custom software developmentVisual Studio 2017 has introduced support for the EditorConfig standard. Touted as a main feature in the latest release, the EditorConfig enable developers to specify a coding style. After that they can make use of that style across various editors.

The main advantage of EditorConfig is the defined styles can be stored in a source control system. It will also help yout o avoid being struck with one particular editor's dialog box. Interestingly, Visual Studio 2017 provides support for the EditorConfig feature with C#, Visual Basic, C++, JavaScript, F# and TypeScript.

According to Kasey Uhlenhuth, the main benefit of EditorConfig is that broad standards can be defined solution-wide. Moreover, you can make use of the file to define project or directory specific standards.  If you add the file, you can define not only code formatting but also code style rules.

As of this writing, Visual Studio 2017 provides support for indent_style, indent_size, tab_width, end_of_line and charset formatting rules. The trim_trailing_whitespace and insert_final_newline rules are not supported.

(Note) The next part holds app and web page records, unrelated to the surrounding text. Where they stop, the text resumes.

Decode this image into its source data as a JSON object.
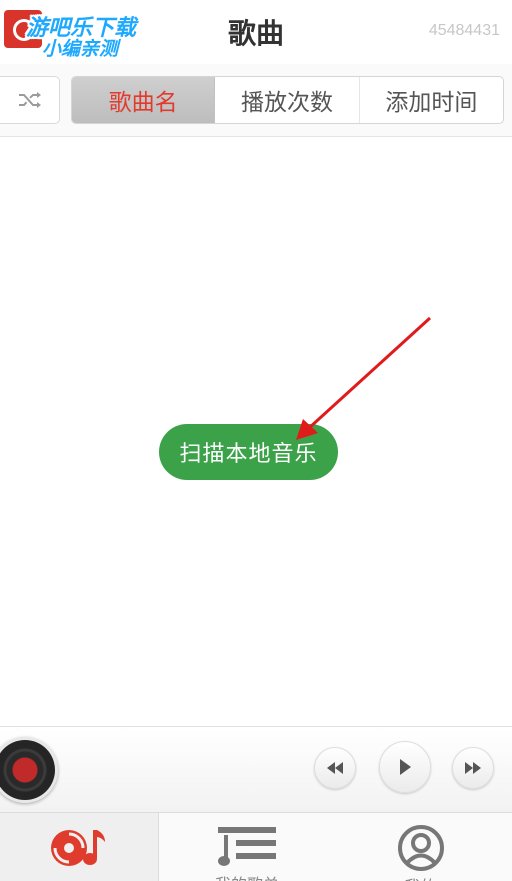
{
  "header": {
    "title": "歌曲",
    "user_id": "45484431",
    "watermark_line1": "游吧乐下载",
    "watermark_line2": "小编亲测"
  },
  "sort_tabs": [
    {
      "label": "歌曲名",
      "selected": true
    },
    {
      "label": "播放次数",
      "selected": false
    },
    {
      "label": "添加时间",
      "selected": false
    }
  ],
  "shuffle_icon": "shuffle-icon",
  "scan_button": {
    "label": "扫描本地音乐"
  },
  "player": {
    "controls": [
      "rewind-icon",
      "play-icon",
      "fast-forward-icon"
    ]
  },
  "nav": {
    "items": [
      {
        "icon": "music-disc-icon",
        "label": "",
        "active": true
      },
      {
        "icon": "playlist-icon",
        "label": "我的歌单",
        "active": false
      },
      {
        "icon": "user-icon",
        "label": "我的",
        "active": false
      }
    ]
  },
  "colors": {
    "accent_red": "#e33a2e",
    "scan_green": "#3ba24a",
    "arrow_red": "#e01b1b"
  }
}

According to Microsoft, the EditorConfig support in Visual Studio will be updated after Visual Studio 2017 RTM. The main goal is to provide full compatibility with EditorConfig features through updates. After you define the various code formatting and code style rules, you can close and reopen any open files during the modification of EditorConfig file. There are keyboard shortcuts such as CTRL-K, D, which you can make use of to apply new rules.

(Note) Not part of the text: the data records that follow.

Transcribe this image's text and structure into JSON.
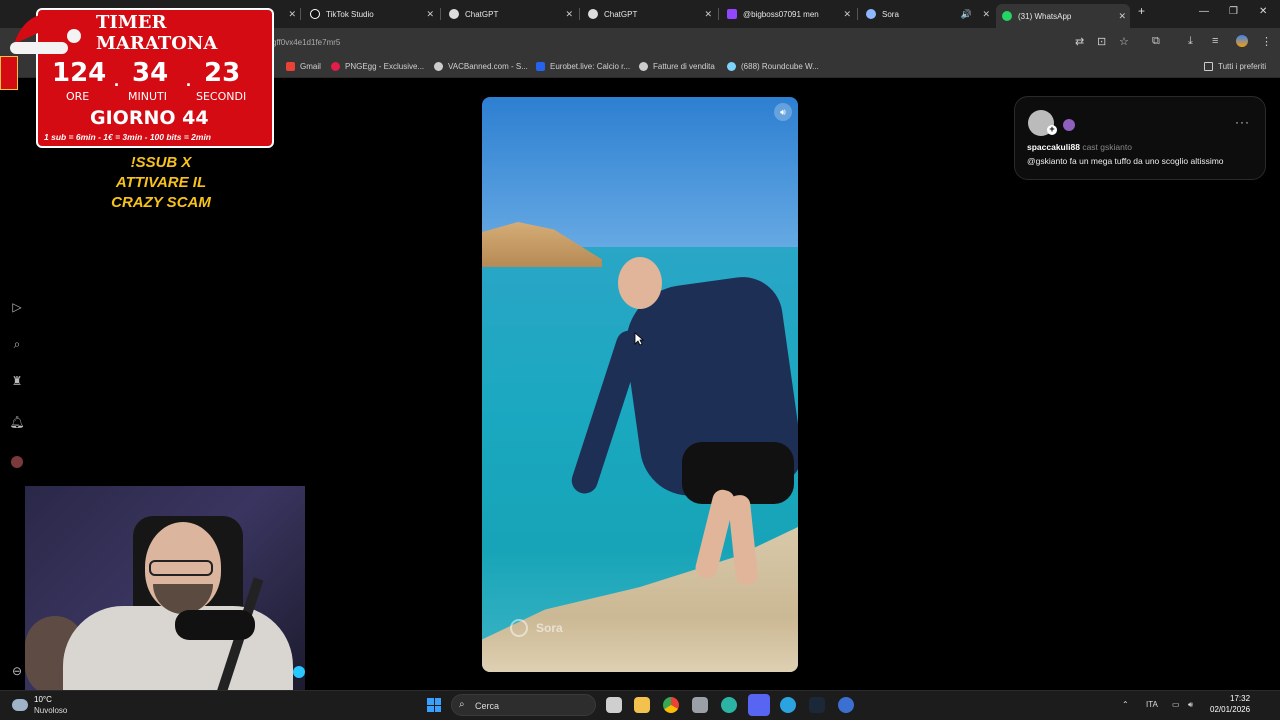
{
  "browser": {
    "tabs": [
      {
        "label": "TIMER MARATONA"
      },
      {
        "label": "TikTok Studio"
      },
      {
        "label": "ChatGPT"
      },
      {
        "label": "ChatGPT"
      },
      {
        "label": "@bigboss07091 men"
      },
      {
        "label": "Sora"
      },
      {
        "label": "(31) WhatsApp"
      }
    ],
    "url": "gff0vx4e1d1fe7mr5",
    "bookmarks": [
      {
        "label": "Gmail"
      },
      {
        "label": "PNGEgg - Exclusive..."
      },
      {
        "label": "VACBanned.com - S..."
      },
      {
        "label": "Eurobet.live: Calcio r..."
      },
      {
        "label": "Fatture di vendita"
      },
      {
        "label": "(688) Roundcube W..."
      },
      {
        "label": "Tutti i preferiti"
      }
    ]
  },
  "timer": {
    "title": "TIMER MARATONA",
    "hours": "124",
    "minutes": "34",
    "seconds": "23",
    "hours_label": "ORE",
    "minutes_label": "MINUTI",
    "seconds_label": "SECONDI",
    "day": "GIORNO 44",
    "rates": "1 sub = 6min - 1€ = 3min - 100 bits = 2min"
  },
  "overlay": {
    "line1": "!SSUB X",
    "line2": "ATTIVARE IL",
    "line3": "CRAZY SCAM"
  },
  "video": {
    "watermark": "Sora"
  },
  "post": {
    "username": "spaccakuli88",
    "meta": "cast gskianto",
    "caption": "@gskianto fa un mega tuffo da uno scoglio altissimo"
  },
  "taskbar": {
    "temperature": "10°C",
    "weather": "Nuvoloso",
    "search_placeholder": "Cerca",
    "language": "ITA",
    "time": "17:32",
    "date": "02/01/2026"
  }
}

With the capability to define code style rules, you can activate build break depending upon the situation wile integrating the file with Visual Studio 2017.

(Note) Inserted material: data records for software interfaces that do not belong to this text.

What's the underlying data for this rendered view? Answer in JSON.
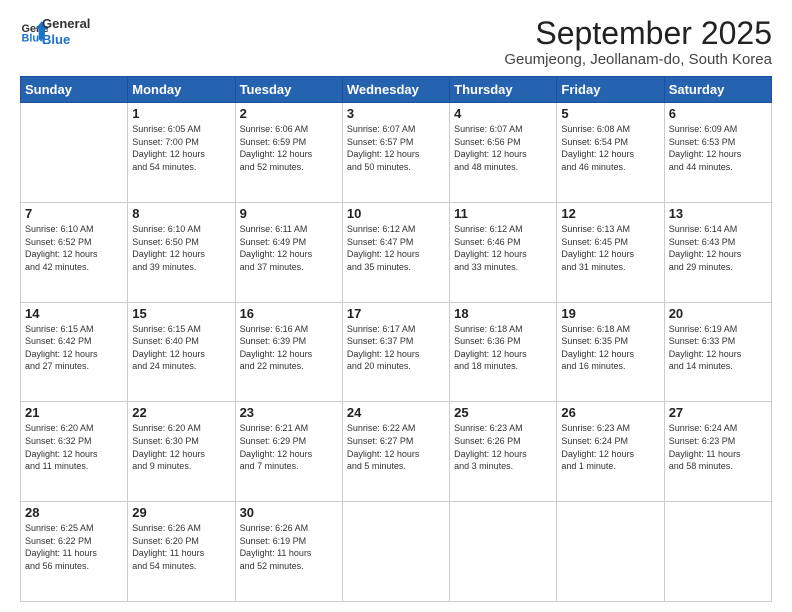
{
  "logo": {
    "line1": "General",
    "line2": "Blue"
  },
  "title": "September 2025",
  "subtitle": "Geumjeong, Jeollanam-do, South Korea",
  "header_days": [
    "Sunday",
    "Monday",
    "Tuesday",
    "Wednesday",
    "Thursday",
    "Friday",
    "Saturday"
  ],
  "weeks": [
    [
      {
        "day": "",
        "info": ""
      },
      {
        "day": "1",
        "info": "Sunrise: 6:05 AM\nSunset: 7:00 PM\nDaylight: 12 hours\nand 54 minutes."
      },
      {
        "day": "2",
        "info": "Sunrise: 6:06 AM\nSunset: 6:59 PM\nDaylight: 12 hours\nand 52 minutes."
      },
      {
        "day": "3",
        "info": "Sunrise: 6:07 AM\nSunset: 6:57 PM\nDaylight: 12 hours\nand 50 minutes."
      },
      {
        "day": "4",
        "info": "Sunrise: 6:07 AM\nSunset: 6:56 PM\nDaylight: 12 hours\nand 48 minutes."
      },
      {
        "day": "5",
        "info": "Sunrise: 6:08 AM\nSunset: 6:54 PM\nDaylight: 12 hours\nand 46 minutes."
      },
      {
        "day": "6",
        "info": "Sunrise: 6:09 AM\nSunset: 6:53 PM\nDaylight: 12 hours\nand 44 minutes."
      }
    ],
    [
      {
        "day": "7",
        "info": "Sunrise: 6:10 AM\nSunset: 6:52 PM\nDaylight: 12 hours\nand 42 minutes."
      },
      {
        "day": "8",
        "info": "Sunrise: 6:10 AM\nSunset: 6:50 PM\nDaylight: 12 hours\nand 39 minutes."
      },
      {
        "day": "9",
        "info": "Sunrise: 6:11 AM\nSunset: 6:49 PM\nDaylight: 12 hours\nand 37 minutes."
      },
      {
        "day": "10",
        "info": "Sunrise: 6:12 AM\nSunset: 6:47 PM\nDaylight: 12 hours\nand 35 minutes."
      },
      {
        "day": "11",
        "info": "Sunrise: 6:12 AM\nSunset: 6:46 PM\nDaylight: 12 hours\nand 33 minutes."
      },
      {
        "day": "12",
        "info": "Sunrise: 6:13 AM\nSunset: 6:45 PM\nDaylight: 12 hours\nand 31 minutes."
      },
      {
        "day": "13",
        "info": "Sunrise: 6:14 AM\nSunset: 6:43 PM\nDaylight: 12 hours\nand 29 minutes."
      }
    ],
    [
      {
        "day": "14",
        "info": "Sunrise: 6:15 AM\nSunset: 6:42 PM\nDaylight: 12 hours\nand 27 minutes."
      },
      {
        "day": "15",
        "info": "Sunrise: 6:15 AM\nSunset: 6:40 PM\nDaylight: 12 hours\nand 24 minutes."
      },
      {
        "day": "16",
        "info": "Sunrise: 6:16 AM\nSunset: 6:39 PM\nDaylight: 12 hours\nand 22 minutes."
      },
      {
        "day": "17",
        "info": "Sunrise: 6:17 AM\nSunset: 6:37 PM\nDaylight: 12 hours\nand 20 minutes."
      },
      {
        "day": "18",
        "info": "Sunrise: 6:18 AM\nSunset: 6:36 PM\nDaylight: 12 hours\nand 18 minutes."
      },
      {
        "day": "19",
        "info": "Sunrise: 6:18 AM\nSunset: 6:35 PM\nDaylight: 12 hours\nand 16 minutes."
      },
      {
        "day": "20",
        "info": "Sunrise: 6:19 AM\nSunset: 6:33 PM\nDaylight: 12 hours\nand 14 minutes."
      }
    ],
    [
      {
        "day": "21",
        "info": "Sunrise: 6:20 AM\nSunset: 6:32 PM\nDaylight: 12 hours\nand 11 minutes."
      },
      {
        "day": "22",
        "info": "Sunrise: 6:20 AM\nSunset: 6:30 PM\nDaylight: 12 hours\nand 9 minutes."
      },
      {
        "day": "23",
        "info": "Sunrise: 6:21 AM\nSunset: 6:29 PM\nDaylight: 12 hours\nand 7 minutes."
      },
      {
        "day": "24",
        "info": "Sunrise: 6:22 AM\nSunset: 6:27 PM\nDaylight: 12 hours\nand 5 minutes."
      },
      {
        "day": "25",
        "info": "Sunrise: 6:23 AM\nSunset: 6:26 PM\nDaylight: 12 hours\nand 3 minutes."
      },
      {
        "day": "26",
        "info": "Sunrise: 6:23 AM\nSunset: 6:24 PM\nDaylight: 12 hours\nand 1 minute."
      },
      {
        "day": "27",
        "info": "Sunrise: 6:24 AM\nSunset: 6:23 PM\nDaylight: 11 hours\nand 58 minutes."
      }
    ],
    [
      {
        "day": "28",
        "info": "Sunrise: 6:25 AM\nSunset: 6:22 PM\nDaylight: 11 hours\nand 56 minutes."
      },
      {
        "day": "29",
        "info": "Sunrise: 6:26 AM\nSunset: 6:20 PM\nDaylight: 11 hours\nand 54 minutes."
      },
      {
        "day": "30",
        "info": "Sunrise: 6:26 AM\nSunset: 6:19 PM\nDaylight: 11 hours\nand 52 minutes."
      },
      {
        "day": "",
        "info": ""
      },
      {
        "day": "",
        "info": ""
      },
      {
        "day": "",
        "info": ""
      },
      {
        "day": "",
        "info": ""
      }
    ]
  ]
}
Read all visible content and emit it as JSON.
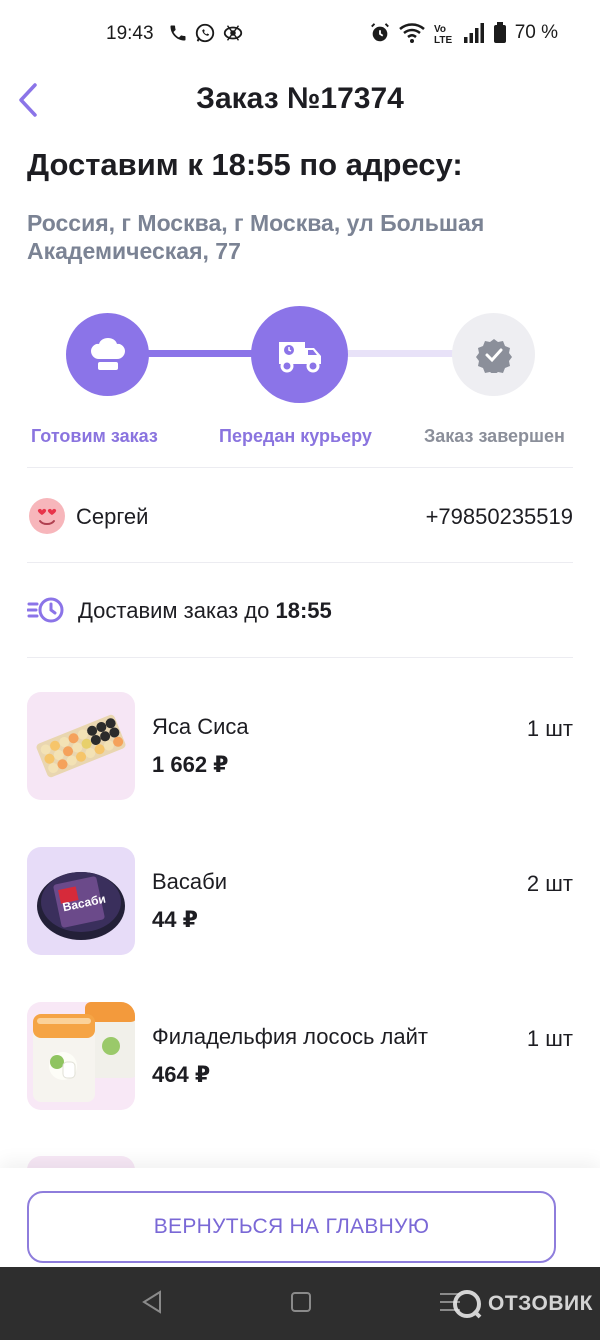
{
  "status_bar": {
    "time": "19:43",
    "battery": "70 %",
    "left_icons": [
      "phone-icon",
      "whatsapp-icon",
      "app-icon"
    ],
    "right_icons": [
      "alarm-icon",
      "wifi-icon",
      "volte-icon",
      "signal-icon",
      "battery-icon"
    ]
  },
  "header": {
    "title": "Заказ №17374",
    "back_icon": "chevron-left-icon"
  },
  "delivery": {
    "heading": "Доставим к 18:55 по адресу:",
    "address": "Россия, г Москва, г Москва, ул Большая Академическая, 77"
  },
  "progress": {
    "steps": [
      {
        "label": "Готовим заказ",
        "icon": "chef-hat-icon",
        "state": "done"
      },
      {
        "label": "Передан курьеру",
        "icon": "delivery-truck-icon",
        "state": "active"
      },
      {
        "label": "Заказ завершен",
        "icon": "check-badge-icon",
        "state": "pending"
      }
    ],
    "current_step": 2,
    "colors": {
      "active": "#8b74e8",
      "active_text": "#8a74df",
      "pending": "#eeeeF2",
      "pending_text": "#8b8f9a",
      "track_pending": "#e8e2f8"
    }
  },
  "courier": {
    "name": "Сергей",
    "phone": "+79850235519",
    "avatar_icon": "heart-eyes-emoji-icon"
  },
  "eta": {
    "text": "Доставим заказ до ",
    "time": "18:55",
    "icon": "fast-clock-icon"
  },
  "items": [
    {
      "name": "Яса Сиса",
      "price": "1 662 ₽",
      "qty": "1 шт",
      "thumb_bg": "#f6e6f5"
    },
    {
      "name": "Васаби",
      "price": "44 ₽",
      "qty": "2 шт",
      "thumb_bg": "#e7dcf8",
      "thumb_text": "Васаби"
    },
    {
      "name": "Филадельфия лосось лайт",
      "price": "464 ₽",
      "qty": "1 шт",
      "thumb_bg": "#f8e8f6"
    }
  ],
  "actions": {
    "home_button": "ВЕРНУТЬСЯ НА ГЛАВНУЮ"
  },
  "watermark": {
    "text": "ОТЗОВИК"
  }
}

If you have access to Visual Studio 2017, you should test drive the EditorConfig file to unleash the full potential.